The younger furniture mover reclined in her seat, cradling her dark-orange water bottle.
“Yeah. I feel it, too.”
The older mover readjusted his faded red cap and looked over.
“Maybe you should go home?”
She looked pale.
“My nausea is tolerable, headache manageable… and I need the hours.”
The older mover started up the truck for their morning route.
“At least it’s a short run. We should be back by 11.”
I’ve been writing and rewriting “The Story,” scene after stochastic scene, for as long as I can remember. An idea will pop up while I’m riding the bus, talking to someone, or reading a book. I’ll see a couple on the bus and think about John [left] and Trishna [right]. Better than stressing about work! In these situations, memories, or maybe more, I wonder: how much of “The Story” will be based on real people?
Sammohini Lanchester: anything i can help you out with?
Hank Ospfrey: I’m good. Let’s check on Venkat.
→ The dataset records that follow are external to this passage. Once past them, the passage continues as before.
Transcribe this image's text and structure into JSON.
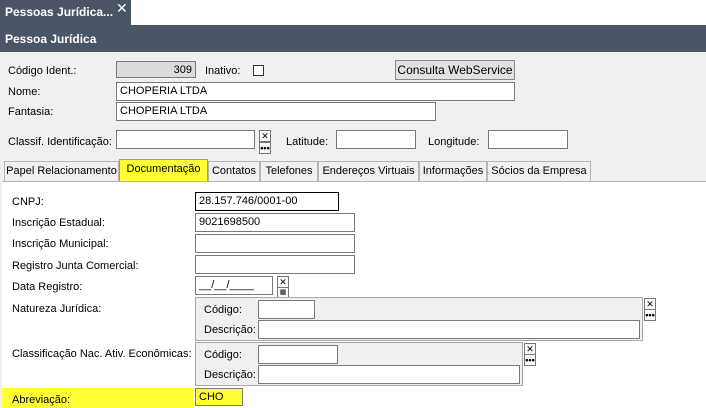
{
  "window": {
    "tab_title": "Pessoas Jurídica...",
    "close_glyph": "✕",
    "header": "Pessoa Jurídica"
  },
  "form": {
    "codigo_label": "Código Ident.:",
    "codigo_value": "309",
    "inativo_label": "Inativo:",
    "webservice_button": "Consulta WebService",
    "nome_label": "Nome:",
    "nome_value": "CHOPERIA LTDA",
    "fantasia_label": "Fantasia:",
    "fantasia_value": "CHOPERIA LTDA",
    "classif_label": "Classif. Identificação:",
    "latitude_label": "Latitude:",
    "longitude_label": "Longitude:"
  },
  "tabs": [
    {
      "label": "Papel Relacionamento"
    },
    {
      "label": "Documentação"
    },
    {
      "label": "Contatos"
    },
    {
      "label": "Telefones"
    },
    {
      "label": "Endereços Virtuais"
    },
    {
      "label": "Informações"
    },
    {
      "label": "Sócios da Empresa"
    }
  ],
  "documentacao": {
    "cnpj_label": "CNPJ:",
    "cnpj_value": "28.157.746/0001-00",
    "ie_label": "Inscrição Estadual:",
    "ie_value": "9021698500",
    "im_label": "Inscrição Municipal:",
    "rjc_label": "Registro Junta Comercial:",
    "data_label": "Data Registro:",
    "data_value": "__/__/____",
    "natureza_label": "Natureza Jurídica:",
    "classif_nac_label": "Classificação Nac. Ativ. Econômicas:",
    "codigo_sub": "Código:",
    "descricao_sub": "Descrição:",
    "abreviacao_label": "Abreviação:",
    "abreviacao_value": "CHO"
  },
  "icons": {
    "lookup_x": "✕",
    "lookup_dots": "•••"
  }
}
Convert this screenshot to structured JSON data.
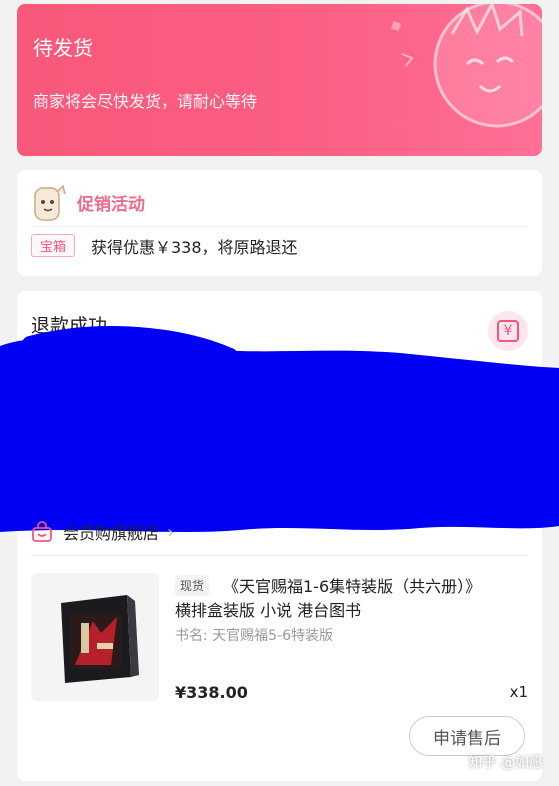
{
  "status": {
    "title": "待发货",
    "subtitle": "商家将会尽快发货，请耐心等待",
    "accent": "#f8587a"
  },
  "promo": {
    "title": "促销活动",
    "tag": "宝箱",
    "text": "获得优惠￥338，将原路退还",
    "accent": "#ef6b8c"
  },
  "refund": {
    "title": "退款成功",
    "icon": "yuan-icon"
  },
  "shop": {
    "name": "会员购旗舰店",
    "icon": "shopping-bag-icon",
    "arrow": "›"
  },
  "product": {
    "badge": "现货",
    "title_line1": "《天官赐福1-6集特装版（共六册）》",
    "title_line2": "横排盒装版 小说 港台图书",
    "spec": "书名: 天官赐福5-6特装版",
    "price": "¥338.00",
    "quantity": "x1",
    "image_icon": "book-box-icon"
  },
  "actions": {
    "after_sale": "申请售后"
  },
  "watermark": "知乎 @如愿",
  "redaction_color": "#0000f5"
}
Both computer repairers met Venkat is his area near their cube farm.
“Rokastaar, Suparastaar. How is it going?”
Their team’s veteran swiveled around in his chair.
“Anything we can help you out with, Venkat?”
“Not now. I have no work right now.”
“Doesn’t happen too often, huh, ‘Bhaee’?”
“Does not happen often. Nils is also sick.”
If there were one day of the year to practice healthy self-respect, it’d be your birthday. We continually sacrifice ourselves for others throughout the year. Why not reclaim our autonomy on our birthdays? Do what you enjoy doing most, do nothing, or do something ambitious! In “The Story,” Trishna [right] and her family have that attitude toward birthdays, so when John [left] has his first birthday as part of “the family,” it’s a culture shock.
Spoilers?: Minor (just character building)
WANNA CONSIDER THE DIFFERENCE BETWEEN ARROGANCE AND CONFIDENCE IN REGARDS TO HOW YOU TREAT YOURSELF AND OTHERS ON YOUR BIRTHDAY? CLICK HERE TO KEEP ON READING!
“My family, we are accountants. Am? No thanks. My body falls after two hours of rest!” The two furniture movers were chatting while pushing two carts up a ramp from a loading dock where they’d parked their truck. “I know what you mean, Sili. I don’t like looking at a computer screen for more than two hours.” “Haha! You’re very fun- funny, Jane!” They rang the faded door buzzer to deliver supplies to Eville Medical.
I don’t completely endorse the idea that settings are like characters. While someone’s workspace or personal space can convey surface-level symbolic meaning over personality, what is tolerable or not, and more, I don’t think it’s a comprehensive glimpse into a person’s, or character’s, mind. Still, in “The Story,” there are some key settings that could provide interesting anecdotal information into the minds of Trishna [left] and John [right]. Let’s declutter the psychology from the physical.
Spoilers?: Minor (set-building… as character-building?)
WANNA CONSIDER HOW THINKING TOO LITTLE OR TOO MUCH ABOUT SETTING CAN BE WASTEFUL? CLICK HERE TO KEEP ON READING!
“IT, this is Sam!”
“Hello, my name is Dr. Hardman. I would like to re-configure a password for my account.”
“Sure thing, doctor! Just let me just get some information from you so I can verify your identity before I reset that password for you!”
The recently-hired, entry-level computer support person typed away at her keyboard while talking on a wired headset.
“Why do I need to do this? Cannot you edit my password promptly?”
How much of reality can we rely upon when building fiction? The movie Inception argues that you should create your dreams without external stimuli, otherwise it falls apart. While John [right] and Trishna [left] are purely fictional, the world of “The Story” is mainly based on our reality; it’s more broad constructive criticism than narrow escapist recreationism. That said, once something is named, even a fictional town like Lanada, it can become its own “reality.”
Spoilers?: Minor (broad worldbuilding brainstorming)
WANNA CONSIDER HOW FACT CAN INSPIRE FICTION, AND HOW FICTION CAN AND PERHAPS SHOULD INSPIRE CHANGE? CLICK HERE TO KEEP ON READING!